A Penitent Blogger

Mindful of my imperfections, seeking to know Truth more deeply and to live Love more fully.

Quid sum miser tunc dicturus? Quem patronum rogaturus? Cum vix iustus sit securus?
Recordare, Iesu pie, Quod sum causa tuae viae: Ne me perdas illa die...

Tuesday, July 26, 2005

That day

In this life on earth, there is a continuous comfort that we may scarcely (if ever) notice. It is like the gentlest yet most delightful music – so gentle and soft that we almost never consciously hear it, but we feel it: caressing our soul and sustaining our spirit.

It is the abiding presence of God, still mindful of and present to his Creation.

In this life on earth, there is also a continual discomfort that we may scarcely (if ever) notice. It is like walking on ground that looks clear and flat, but is subtly and unpredictably uneven. It causes us to tread with uncertainty and sometimes leads us to stumble or wander off course.

It is the reality of sin and its effects in this world – our own sin and the sins of others – that disrupts, distorts, and deviates.

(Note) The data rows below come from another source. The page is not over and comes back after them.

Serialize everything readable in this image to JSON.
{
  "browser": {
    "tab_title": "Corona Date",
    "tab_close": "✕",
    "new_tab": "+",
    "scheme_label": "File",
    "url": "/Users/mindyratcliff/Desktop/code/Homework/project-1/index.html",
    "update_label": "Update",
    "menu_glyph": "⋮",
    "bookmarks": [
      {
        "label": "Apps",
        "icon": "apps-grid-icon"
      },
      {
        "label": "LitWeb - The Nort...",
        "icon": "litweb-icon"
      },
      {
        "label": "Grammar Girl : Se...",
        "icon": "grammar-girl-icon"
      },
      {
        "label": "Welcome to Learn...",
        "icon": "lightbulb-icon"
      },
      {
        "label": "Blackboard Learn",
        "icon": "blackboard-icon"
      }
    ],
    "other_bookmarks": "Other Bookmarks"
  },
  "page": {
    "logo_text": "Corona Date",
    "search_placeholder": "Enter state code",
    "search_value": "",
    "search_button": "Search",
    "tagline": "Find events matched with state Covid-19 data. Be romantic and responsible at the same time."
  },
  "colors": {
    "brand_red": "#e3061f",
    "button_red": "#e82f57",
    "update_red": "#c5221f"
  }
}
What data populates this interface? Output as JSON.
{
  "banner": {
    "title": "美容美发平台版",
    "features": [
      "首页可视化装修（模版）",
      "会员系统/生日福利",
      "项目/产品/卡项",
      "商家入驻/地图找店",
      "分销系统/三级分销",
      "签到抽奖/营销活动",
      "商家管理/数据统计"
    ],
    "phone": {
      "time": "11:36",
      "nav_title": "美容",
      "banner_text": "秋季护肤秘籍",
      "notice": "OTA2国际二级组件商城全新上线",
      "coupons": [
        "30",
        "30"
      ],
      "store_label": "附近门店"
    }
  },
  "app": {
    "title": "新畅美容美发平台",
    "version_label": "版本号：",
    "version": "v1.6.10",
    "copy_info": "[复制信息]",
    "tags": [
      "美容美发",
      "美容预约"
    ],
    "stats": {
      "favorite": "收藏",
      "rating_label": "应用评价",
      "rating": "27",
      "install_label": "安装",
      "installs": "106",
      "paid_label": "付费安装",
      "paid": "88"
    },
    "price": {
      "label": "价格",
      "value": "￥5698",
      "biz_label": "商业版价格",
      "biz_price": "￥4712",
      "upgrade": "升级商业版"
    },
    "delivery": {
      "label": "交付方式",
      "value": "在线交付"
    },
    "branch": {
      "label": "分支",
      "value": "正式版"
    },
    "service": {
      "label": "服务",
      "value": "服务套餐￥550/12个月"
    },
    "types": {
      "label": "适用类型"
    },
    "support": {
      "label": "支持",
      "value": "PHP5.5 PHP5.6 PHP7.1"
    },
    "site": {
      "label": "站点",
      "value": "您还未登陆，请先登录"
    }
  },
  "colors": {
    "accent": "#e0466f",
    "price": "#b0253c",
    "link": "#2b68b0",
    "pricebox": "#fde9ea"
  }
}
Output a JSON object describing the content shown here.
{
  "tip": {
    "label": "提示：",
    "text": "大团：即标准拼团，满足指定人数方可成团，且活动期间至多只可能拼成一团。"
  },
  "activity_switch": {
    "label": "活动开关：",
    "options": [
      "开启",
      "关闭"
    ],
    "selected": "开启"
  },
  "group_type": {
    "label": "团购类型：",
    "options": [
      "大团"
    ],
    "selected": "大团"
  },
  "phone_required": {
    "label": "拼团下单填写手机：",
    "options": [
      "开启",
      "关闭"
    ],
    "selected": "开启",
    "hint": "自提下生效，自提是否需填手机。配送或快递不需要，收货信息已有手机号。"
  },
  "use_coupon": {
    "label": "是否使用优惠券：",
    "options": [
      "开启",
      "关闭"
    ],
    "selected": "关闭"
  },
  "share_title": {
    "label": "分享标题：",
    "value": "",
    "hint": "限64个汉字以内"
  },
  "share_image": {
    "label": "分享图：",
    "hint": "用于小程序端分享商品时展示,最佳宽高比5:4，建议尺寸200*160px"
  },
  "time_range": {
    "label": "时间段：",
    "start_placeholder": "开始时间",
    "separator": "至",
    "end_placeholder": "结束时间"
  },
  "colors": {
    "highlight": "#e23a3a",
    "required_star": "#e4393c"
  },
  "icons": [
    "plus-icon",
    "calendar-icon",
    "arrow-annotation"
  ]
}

But it will not be this way forever.

Scripture teaches us that life on earth and its mysterious confluence of comfort and discomfort will come to an end.

We hear this truth described vividly in today’s Gospel (Mt. 13:36-43) with an apocalyptic image of weeding and damnation.

As therefore the tares are gathered and burned in the fire;
so shall it be in the end of this world.

The Son of man shall send forth his angels,
and they shall gather out of his kingdom
all things that offend,
and them which do iniquity;
And shall cast them into a furnace of fire:
there shall be wailing and gnashing of teeth.

Then shall the righteous shine forth as the sun
in the kingdom of their Father.

Who hath ears to hear, let him hear.

This is not a popular message in today’s world, for many people live in denial.

Some (young people especially) live in denial regarding their own mortality: they banish from their minds any thought of death.

Some live in denial regarding the fate of the world: they are terrified at the thought of a giant asteroid or some other “extinction event.”

Some live in denial regarding the afterlife: betting their eternity on either the obliteration of consciousness or the magical salvation of even the worst unrepentant sinner - an infinitely risky bet.

And… there shall be wailing and gnashing of teeth.

Many people rebel at the notion of divine punishment. It conflicts with the warm, fuzzy concept of God they have made for themselves.

What they fail to remember is that actions have consequences – evil actions have evil effects – and that it is only by the merciful patience of God that we are spared the full reality of the evil we do.

"Yet your people say,
'The way of the Lord is not just';
when it is their own way that is not just.
When the righteous turns from his righteousness,
and commits iniquity, he shall die for it.”

Ezek 33:17-18

As I live, saith the Lord GOD,
I have no pleasure in the death of the wicked;
but that the wicked turn from his way and live...
Ezek 33:11

God is patient. He waits for us to accept the grace he offers, for us to turn from our selfish ways and to turn fully to him. Thus he lets us struggle on in this mixed world of comfort and discomfort.

But this struggle will not continue forever. The day of the Lord will come, the world will end (our world and/or the world), and this world’s mix of comfort and discomfort will be gone.

On that day, only the grace of our Lord and Savior Jesus Christ can save us from the consequences of what we ourselves have done. This reality is expressed eloquently in the classic verses of the Dies Irae:

Quantus tremor est futurus,
quando judex est venturus,
cuncta stricte discussurus.
What dread there will be
When the judge shall come
To examine all things strictly....

Judex ergo cum sedebit,
quidquid latet apparebit,
nil inultum remanebit.

When therefore the judge will take his seat
Whatever is hidden will reveal itself --
Nothing will remain unaddressed....

Recordare Jesu pie,
quod sum causa tuae viae,
ne me perdas illa die.
Remember, O dear Jesus,
That I am the cause of Thy pilgrimage.
Do not forsake me on that day...